Dataset rows for apps and sites
=== Begin Enclosure ===

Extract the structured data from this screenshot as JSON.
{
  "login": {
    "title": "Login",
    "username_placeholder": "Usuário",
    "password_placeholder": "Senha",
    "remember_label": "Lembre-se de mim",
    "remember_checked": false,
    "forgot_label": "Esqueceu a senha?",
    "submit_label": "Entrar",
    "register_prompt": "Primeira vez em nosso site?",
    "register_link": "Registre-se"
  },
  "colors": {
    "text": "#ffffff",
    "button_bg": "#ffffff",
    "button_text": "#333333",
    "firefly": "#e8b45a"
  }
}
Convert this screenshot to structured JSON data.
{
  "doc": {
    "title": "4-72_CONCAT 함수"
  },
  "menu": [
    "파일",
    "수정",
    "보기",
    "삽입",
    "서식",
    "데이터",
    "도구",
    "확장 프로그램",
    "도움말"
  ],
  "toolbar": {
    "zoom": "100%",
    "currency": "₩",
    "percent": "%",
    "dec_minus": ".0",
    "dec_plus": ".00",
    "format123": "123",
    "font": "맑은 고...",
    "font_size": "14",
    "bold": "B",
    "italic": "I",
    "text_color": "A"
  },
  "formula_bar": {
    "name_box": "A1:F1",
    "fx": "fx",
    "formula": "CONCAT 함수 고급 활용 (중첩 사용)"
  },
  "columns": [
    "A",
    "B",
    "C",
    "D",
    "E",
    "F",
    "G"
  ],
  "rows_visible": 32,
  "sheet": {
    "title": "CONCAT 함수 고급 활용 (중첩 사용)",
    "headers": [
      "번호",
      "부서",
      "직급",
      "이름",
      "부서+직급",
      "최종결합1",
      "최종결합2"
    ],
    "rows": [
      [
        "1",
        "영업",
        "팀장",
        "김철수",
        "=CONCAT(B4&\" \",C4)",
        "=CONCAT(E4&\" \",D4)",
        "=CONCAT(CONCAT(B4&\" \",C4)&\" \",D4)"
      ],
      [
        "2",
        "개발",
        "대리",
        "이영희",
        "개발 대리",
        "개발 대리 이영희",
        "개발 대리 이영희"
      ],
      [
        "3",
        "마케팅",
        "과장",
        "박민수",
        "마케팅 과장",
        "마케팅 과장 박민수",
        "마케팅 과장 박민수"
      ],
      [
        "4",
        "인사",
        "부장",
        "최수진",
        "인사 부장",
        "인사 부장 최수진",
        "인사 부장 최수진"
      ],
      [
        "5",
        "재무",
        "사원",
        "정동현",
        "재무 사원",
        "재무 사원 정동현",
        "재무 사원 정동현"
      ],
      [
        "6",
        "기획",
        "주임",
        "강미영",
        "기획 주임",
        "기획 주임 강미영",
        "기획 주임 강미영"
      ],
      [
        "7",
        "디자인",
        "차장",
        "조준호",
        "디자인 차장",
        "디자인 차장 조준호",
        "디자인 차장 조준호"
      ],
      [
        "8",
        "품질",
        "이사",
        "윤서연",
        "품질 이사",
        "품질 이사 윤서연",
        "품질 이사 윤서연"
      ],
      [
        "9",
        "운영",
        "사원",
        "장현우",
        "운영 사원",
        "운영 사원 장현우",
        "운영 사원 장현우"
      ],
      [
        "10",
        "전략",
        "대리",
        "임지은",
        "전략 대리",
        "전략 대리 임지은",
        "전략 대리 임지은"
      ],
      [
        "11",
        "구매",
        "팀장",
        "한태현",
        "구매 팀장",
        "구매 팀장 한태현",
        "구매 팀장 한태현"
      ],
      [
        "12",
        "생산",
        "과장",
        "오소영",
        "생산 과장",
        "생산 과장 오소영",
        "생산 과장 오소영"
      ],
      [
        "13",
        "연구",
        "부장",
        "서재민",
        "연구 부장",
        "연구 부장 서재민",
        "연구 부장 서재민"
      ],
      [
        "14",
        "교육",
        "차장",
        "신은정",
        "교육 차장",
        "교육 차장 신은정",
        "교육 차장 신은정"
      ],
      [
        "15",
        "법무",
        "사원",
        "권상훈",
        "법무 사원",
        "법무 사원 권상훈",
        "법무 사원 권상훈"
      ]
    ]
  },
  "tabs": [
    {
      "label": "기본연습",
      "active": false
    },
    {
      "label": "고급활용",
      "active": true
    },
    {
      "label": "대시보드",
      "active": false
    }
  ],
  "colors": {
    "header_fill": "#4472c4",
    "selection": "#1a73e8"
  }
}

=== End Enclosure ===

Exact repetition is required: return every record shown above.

Finished exercise:
Extract the structured data from this screenshot as JSON.
{
  "login": {
    "title": "Login",
    "username_placeholder": "Usuário",
    "password_placeholder": "Senha",
    "remember_label": "Lembre-se de mim",
    "remember_checked": false,
    "forgot_label": "Esqueceu a senha?",
    "submit_label": "Entrar",
    "register_prompt": "Primeira vez em nosso site?",
    "register_link": "Registre-se"
  },
  "colors": {
    "text": "#ffffff",
    "button_bg": "#ffffff",
    "button_text": "#333333",
    "firefly": "#e8b45a"
  }
}
Convert this screenshot to structured JSON data.
{
  "doc": {
    "title": "4-72_CONCAT 함수"
  },
  "menu": [
    "파일",
    "수정",
    "보기",
    "삽입",
    "서식",
    "데이터",
    "도구",
    "확장 프로그램",
    "도움말"
  ],
  "toolbar": {
    "zoom": "100%",
    "currency": "₩",
    "percent": "%",
    "dec_minus": ".0",
    "dec_plus": ".00",
    "format123": "123",
    "font": "맑은 고...",
    "font_size": "14",
    "bold": "B",
    "italic": "I",
    "text_color": "A"
  },
  "formula_bar": {
    "name_box": "A1:F1",
    "fx": "fx",
    "formula": "CONCAT 함수 고급 활용 (중첩 사용)"
  },
  "columns": [
    "A",
    "B",
    "C",
    "D",
    "E",
    "F",
    "G"
  ],
  "rows_visible": 32,
  "sheet": {
    "title": "CONCAT 함수 고급 활용 (중첩 사용)",
    "headers": [
      "번호",
      "부서",
      "직급",
      "이름",
      "부서+직급",
      "최종결합1",
      "최종결합2"
    ],
    "rows": [
      [
        "1",
        "영업",
        "팀장",
        "김철수",
        "=CONCAT(B4&\" \",C4)",
        "=CONCAT(E4&\" \",D4)",
        "=CONCAT(CONCAT(B4&\" \",C4)&\" \",D4)"
      ],
      [
        "2",
        "개발",
        "대리",
        "이영희",
        "개발 대리",
        "개발 대리 이영희",
        "개발 대리 이영희"
      ],
      [
        "3",
        "마케팅",
        "과장",
        "박민수",
        "마케팅 과장",
        "마케팅 과장 박민수",
        "마케팅 과장 박민수"
      ],
      [
        "4",
        "인사",
        "부장",
        "최수진",
        "인사 부장",
        "인사 부장 최수진",
        "인사 부장 최수진"
      ],
      [
        "5",
        "재무",
        "사원",
        "정동현",
        "재무 사원",
        "재무 사원 정동현",
        "재무 사원 정동현"
      ],
      [
        "6",
        "기획",
        "주임",
        "강미영",
        "기획 주임",
        "기획 주임 강미영",
        "기획 주임 강미영"
      ],
      [
        "7",
        "디자인",
        "차장",
        "조준호",
        "디자인 차장",
        "디자인 차장 조준호",
        "디자인 차장 조준호"
      ],
      [
        "8",
        "품질",
        "이사",
        "윤서연",
        "품질 이사",
        "품질 이사 윤서연",
        "품질 이사 윤서연"
      ],
      [
        "9",
        "운영",
        "사원",
        "장현우",
        "운영 사원",
        "운영 사원 장현우",
        "운영 사원 장현우"
      ],
      [
        "10",
        "전략",
        "대리",
        "임지은",
        "전략 대리",
        "전략 대리 임지은",
        "전략 대리 임지은"
      ],
      [
        "11",
        "구매",
        "팀장",
        "한태현",
        "구매 팀장",
        "구매 팀장 한태현",
        "구매 팀장 한태현"
      ],
      [
        "12",
        "생산",
        "과장",
        "오소영",
        "생산 과장",
        "생산 과장 오소영",
        "생산 과장 오소영"
      ],
      [
        "13",
        "연구",
        "부장",
        "서재민",
        "연구 부장",
        "연구 부장 서재민",
        "연구 부장 서재민"
      ],
      [
        "14",
        "교육",
        "차장",
        "신은정",
        "교육 차장",
        "교육 차장 신은정",
        "교육 차장 신은정"
      ],
      [
        "15",
        "법무",
        "사원",
        "권상훈",
        "법무 사원",
        "법무 사원 권상훈",
        "법무 사원 권상훈"
      ]
    ]
  },
  "tabs": [
    {
      "label": "기본연습",
      "active": false
    },
    {
      "label": "고급활용",
      "active": true
    },
    {
      "label": "대시보드",
      "active": false
    }
  ],
  "colors": {
    "header_fill": "#4472c4",
    "selection": "#1a73e8"
  }
}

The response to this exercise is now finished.